By Paul Scicluna
Since when have you taken notice that emotional eating isn’t good for you? Since when did you start labelling foods as “bad” or “good”? What triggered you to overeat in the first place?
“Eat, feel guilty, repeat”; this has been the cycle of many people who have set themselves on autopilot when it comes to their eating behavior. Maybe you are upset about something, and you know that food makes you feel good. So you start binging on bad foods and that’s where you start subconsciously linking certain foods with specific emotions. The next thing you know you’ve gained weight, feel ashamed about it, but ignoring your food addiction isn’t going to solve your problem.
Don’t stress, though, because I'll share with you some tips to overcoming binge eating behavior that even psychologists, dieticians, and other fitness experts recommend:
1. Accept the truth and self-awareness – You may uncontrollably consume a lot of food due to an event or situation. But know that as with any type of behavioral disorder, self-discipline and being true to yourself can be one of the keys to overcoming binge eating behaviors. Only then you will understand what you really want and need. Recognizing that you have a problem is accepting the truth and becoming self-aware of this issue. Once you have done this you can move forward and start making changes.
2. Keep a positive mind set – Believe that there is a way to overcome your emotional eating. You can do this by committing to a healthier lifestyle through regular exercise, socialize with your friends and family more often, start making healthier choices in your diet, learning to eat smaller portions and learn when to say ‘no’.
3. The process of elimination – Start to slowly eliminate the bad foods you’re binging on. For example, if you have a soda or soft drink daily, reduce it to one can for six days, then next week one for five days and so on. Another example is instead of eating a carton of ice cream in one sitting, then eat a small amount a day and slowly decrease the portion size, then reduce it to six days, then five days and so on. Not only will this help you stop your binge eating slowly, but you may completely eliminate this food from your diet over time. Plus, you could lose a good amount of unwanted weight.
4. Keep a food diary – Researchers from the Center for Behavioral Medicine in Chicago have found out that the 38 participants in the study were able to gain control over their bad eating habit by keeping a food journal. As such, they have been able to keep track of foods that trigger overeating and the emotions that are connected with this behavior.

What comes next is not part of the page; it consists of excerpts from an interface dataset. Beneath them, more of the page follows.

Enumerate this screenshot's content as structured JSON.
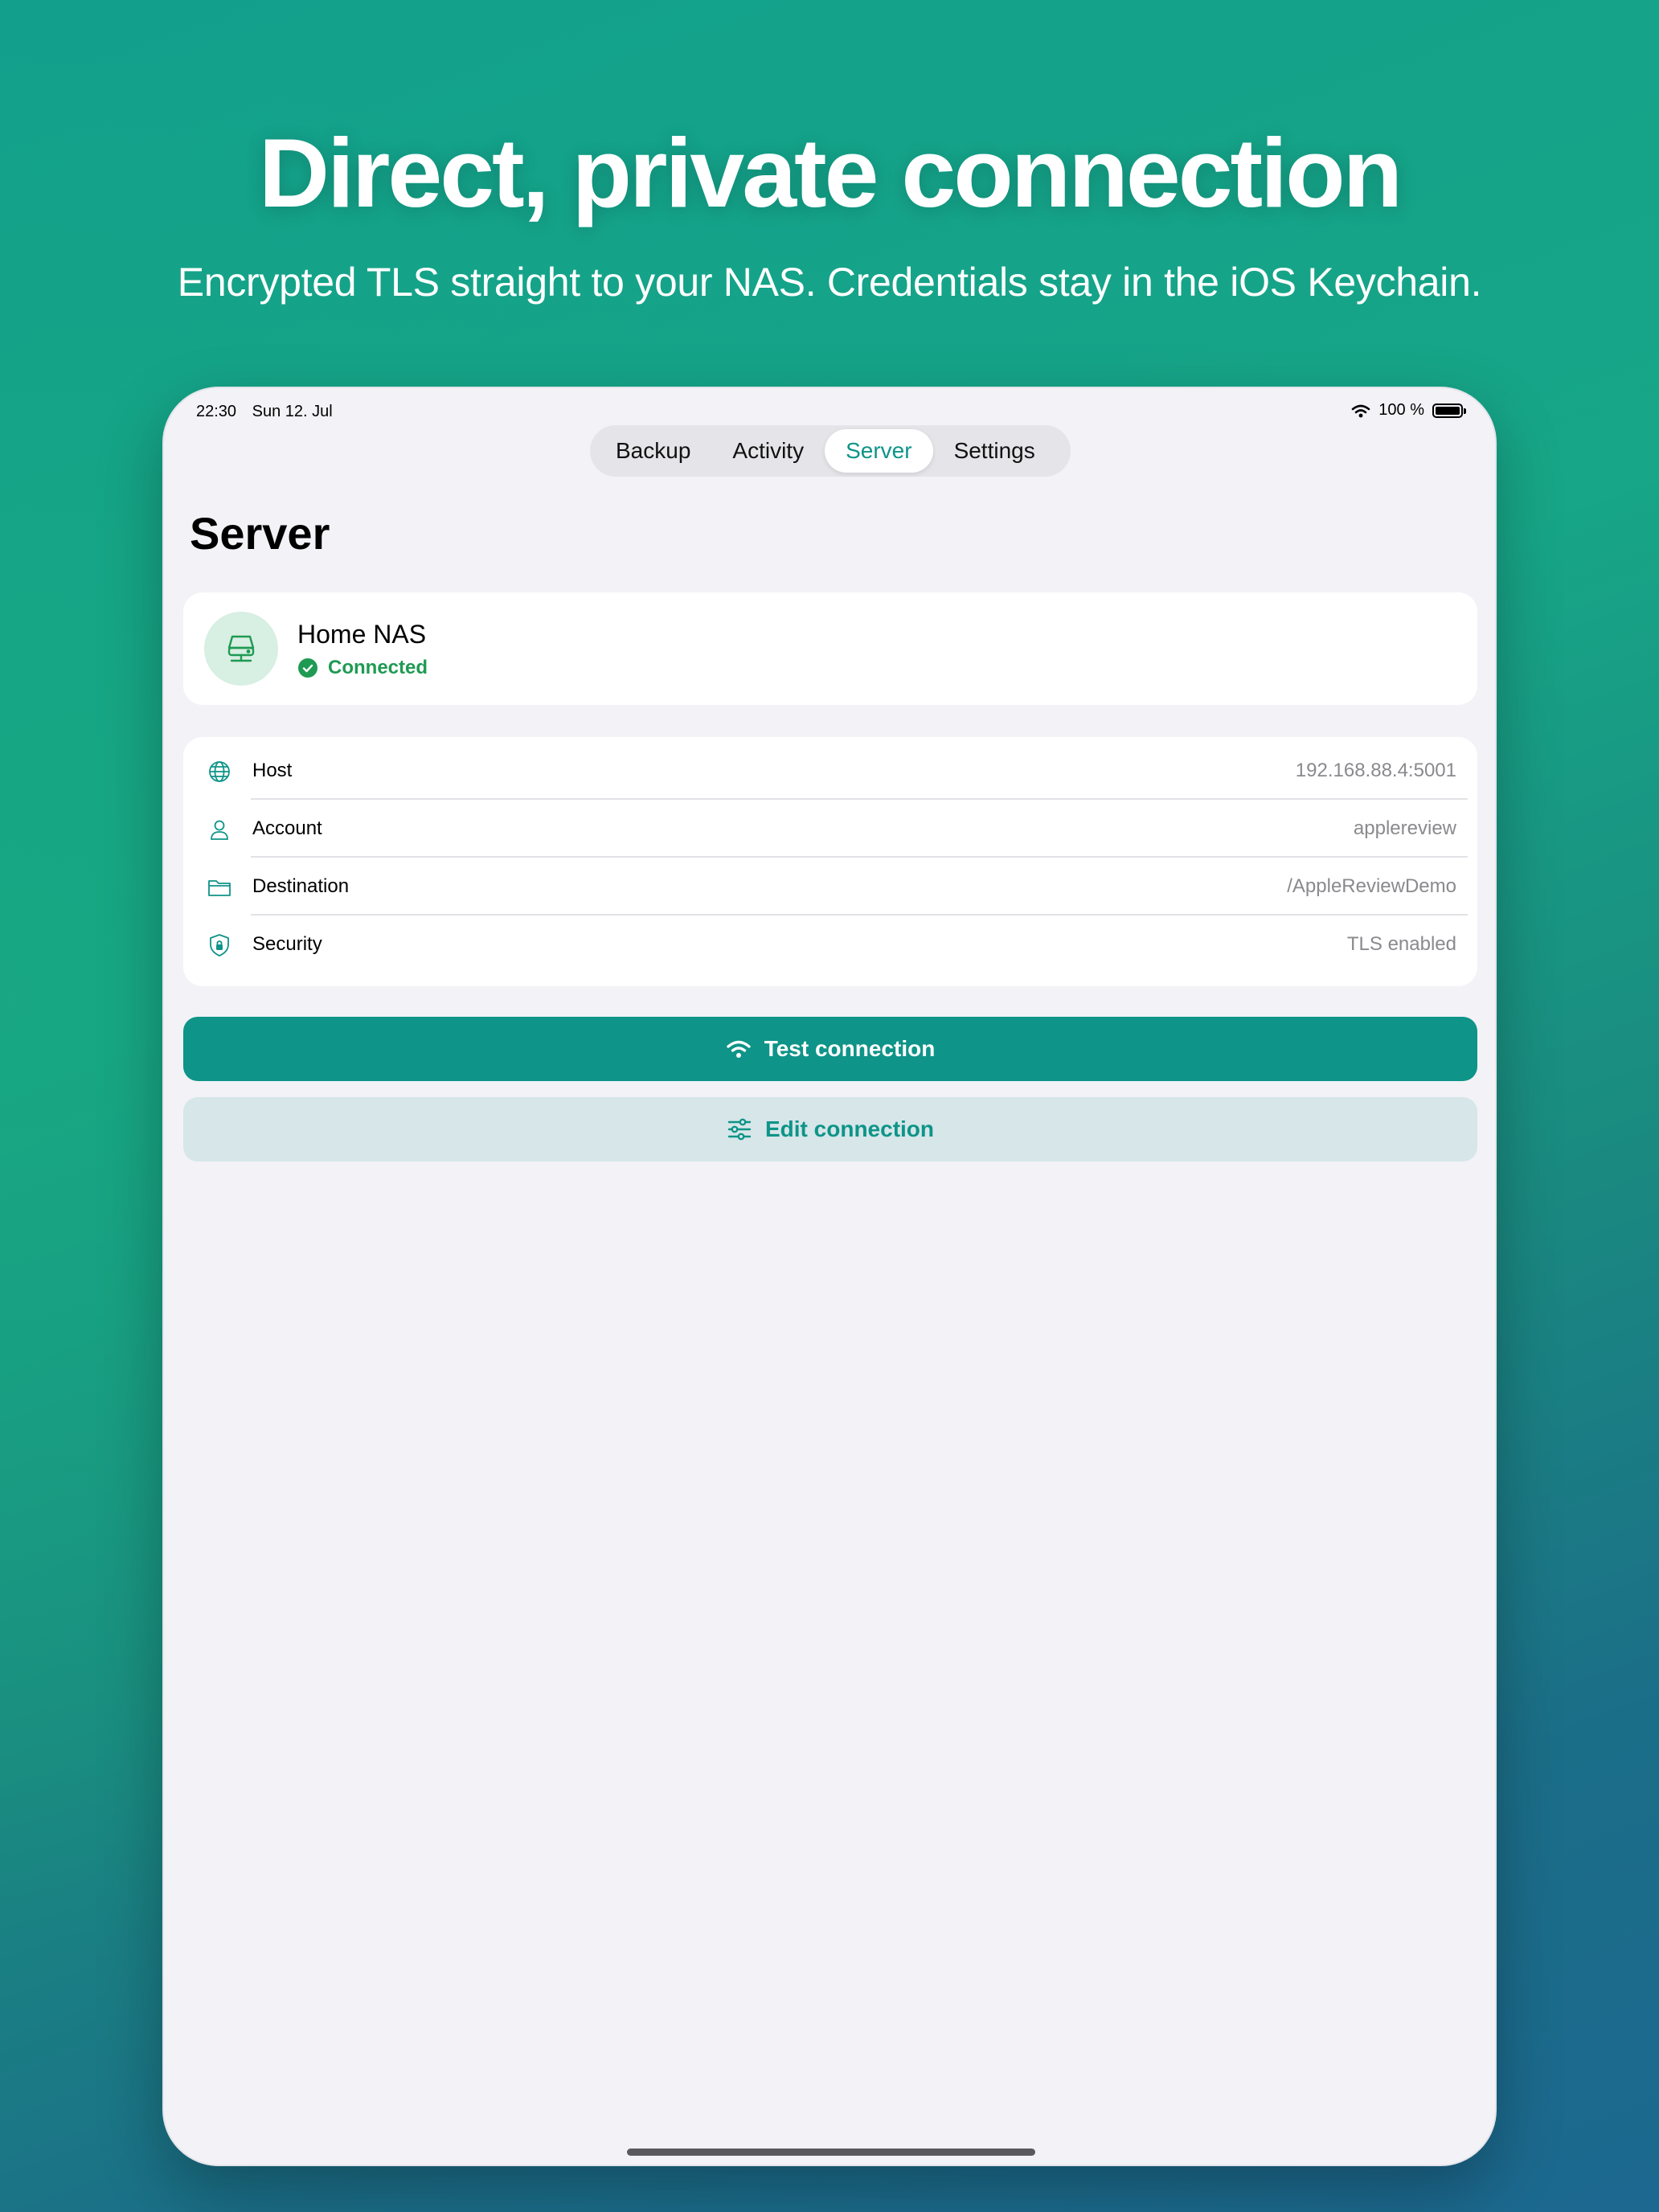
{
  "hero": {
    "title": "Direct, private connection",
    "subtitle": "Encrypted TLS straight to your NAS. Credentials stay in the iOS Keychain."
  },
  "statusbar": {
    "time": "22:30",
    "date": "Sun 12. Jul",
    "battery": "100 %"
  },
  "tabs": [
    {
      "label": "Backup"
    },
    {
      "label": "Activity"
    },
    {
      "label": "Server",
      "active": true
    },
    {
      "label": "Settings"
    }
  ],
  "page": {
    "title": "Server"
  },
  "server": {
    "name": "Home NAS",
    "status": "Connected",
    "icon": "nas-drive-icon"
  },
  "details": [
    {
      "icon": "globe-icon",
      "label": "Host",
      "value": "192.168.88.4:5001"
    },
    {
      "icon": "person-icon",
      "label": "Account",
      "value": "applereview"
    },
    {
      "icon": "folder-icon",
      "label": "Destination",
      "value": "/AppleReviewDemo"
    },
    {
      "icon": "shield-lock-icon",
      "label": "Security",
      "value": "TLS enabled"
    }
  ],
  "buttons": {
    "test": {
      "label": "Test connection",
      "icon": "wifi-icon"
    },
    "edit": {
      "label": "Edit connection",
      "icon": "sliders-icon"
    }
  },
  "colors": {
    "accent": "#0e9488",
    "success": "#1f9a53",
    "secondary_button": "#d6e6e9",
    "background": "#f2f2f7"
  }
}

5. Curb those cravings with a balanced diet – Cravings of certain foods are mostly linked to a nutritional deficiency. Your body sends signals for you to keep eating in the hope you’ll eat something nutritious to receive the essential vitamins and minerals it needs. For example, if you crave fatty foods, your body maybe lacking calcium. So some good alternatives are almonds, broccoli, kale, and legumes, for example. Eating a healthier balanced diet with nutrient dense foods will help to minimize those cravings. Plus, your energy levels will improve as well as your overall health and wellbeing.
These are just 5 tips on how to stop binge eating behavior. It can be hard to stop emotional eating immediately, so just take it one step at a time.
If you're interested in more techniques on how to stop certain cravings so you don’t go into that binge eating cycle again, go to my site stopdietingtoday.com and watch my free webinar. Plus, I'll share with you in 5 steps how you can lose weight, so you can achieve a rejuvenated life full of vitality.